On Behalf of | Feb 22, 2024 | Divorce, Family Law

Divorce is a challenging time for anyone, and in today’s digital age, social media can add an extra layer of complexity to an already difficult situation.

Those going through a divorce should understand some common social media mistakes to avoid:

Oversharing personal information

In 2022, of 1,000 married women, 14.56 divorced. If you are going through a divorce, it is important to understand that the process of divorcing is often more complicated for those who post on social media. Resist the urge to air your grievances or share intimate details of your divorce proceedings on social media platforms. Posting emotional rants or sensitive information about your ex-spouse can escalate conflicts and have legal implications.

Posting questionable content

Think twice before posting photos or updates that your former spouse or a judge could misinterpret or use against you in court. Avoid sharing images of excessive partying, new relationships or expensive purchases, as these can undermine your credibility and impact custody or financial settlements.

Using social media for revenge

Refrain from using social media as a tool for retaliation or to seek revenge against your ex-partner. Posting negative comments or spreading rumors can prolong the divorce process and harm any chance of an amicable resolution.

Neglecting privacy settings

Review and adjust your privacy settings on social media platforms to control who can view your posts and personal information. Limiting access to your profile can help protect your privacy and prevent unwanted scrutiny from your ex-spouse or his or her associates.

Violating court orders

Adhere to any court orders or agreements regarding social media use during the divorce process. Violating these orders can result in legal repercussions and negatively affect the outcome of your case.

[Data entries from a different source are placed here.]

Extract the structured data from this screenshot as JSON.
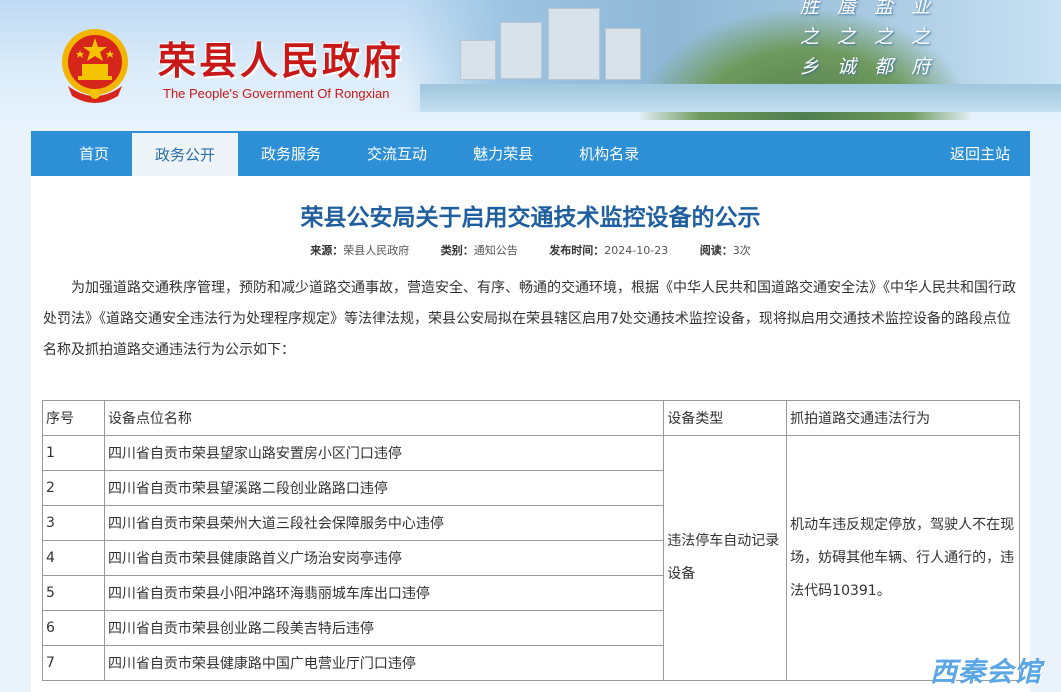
{
  "header": {
    "site_title": "荣县人民政府",
    "site_subtitle": "The People's Government Of Rongxian",
    "slogan_lines": [
      "胜 蜃 盐 业",
      "之 之 之 之",
      "乡 诚 都 府"
    ]
  },
  "nav": {
    "items": [
      {
        "label": "首页"
      },
      {
        "label": "政务公开",
        "active": true
      },
      {
        "label": "政务服务"
      },
      {
        "label": "交流互动"
      },
      {
        "label": "魅力荣县"
      },
      {
        "label": "机构名录"
      }
    ],
    "back_label": "返回主站"
  },
  "article": {
    "title": "荣县公安局关于启用交通技术监控设备的公示",
    "meta": {
      "source_key": "来源：",
      "source_val": "荣县人民政府",
      "category_key": "类别：",
      "category_val": "通知公告",
      "date_key": "发布时间：",
      "date_val": "2024-10-23",
      "views_key": "阅读：",
      "views_val": "3次"
    },
    "intro": "为加强道路交通秩序管理，预防和减少道路交通事故，营造安全、有序、畅通的交通环境，根据《中华人民共和国道路交通安全法》《中华人民共和国行政处罚法》《道路交通安全违法行为处理程序规定》等法律法规，荣县公安局拟在荣县辖区启用7处交通技术监控设备，现将拟启用交通技术监控设备的路段点位名称及抓拍道路交通违法行为公示如下："
  },
  "table": {
    "headers": [
      "序号",
      "设备点位名称",
      "设备类型",
      "抓拍道路交通违法行为"
    ],
    "rows": [
      {
        "no": "1",
        "name": "四川省自贡市荣县望家山路安置房小区门口违停"
      },
      {
        "no": "2",
        "name": "四川省自贡市荣县望溪路二段创业路路口违停"
      },
      {
        "no": "3",
        "name": "四川省自贡市荣县荣州大道三段社会保障服务中心违停"
      },
      {
        "no": "4",
        "name": "四川省自贡市荣县健康路首义广场治安岗亭违停"
      },
      {
        "no": "5",
        "name": "四川省自贡市荣县小阳冲路环海翡丽城车库出口违停"
      },
      {
        "no": "6",
        "name": "四川省自贡市荣县创业路二段美吉特后违停"
      },
      {
        "no": "7",
        "name": "四川省自贡市荣县健康路中国广电营业厅门口违停"
      }
    ],
    "device_type": "违法停车自动记录设备",
    "violation": "机动车违反规定停放，驾驶人不在现场，妨碍其他车辆、行人通行的，违法代码10391。"
  },
  "watermark": "西秦会馆",
  "colors": {
    "nav": "#2d8fd6",
    "title": "#1f5fa0",
    "site_title": "#c81818"
  }
}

As you complete your divorce, consider the potential consequences of your social media activity on your children and former spouse.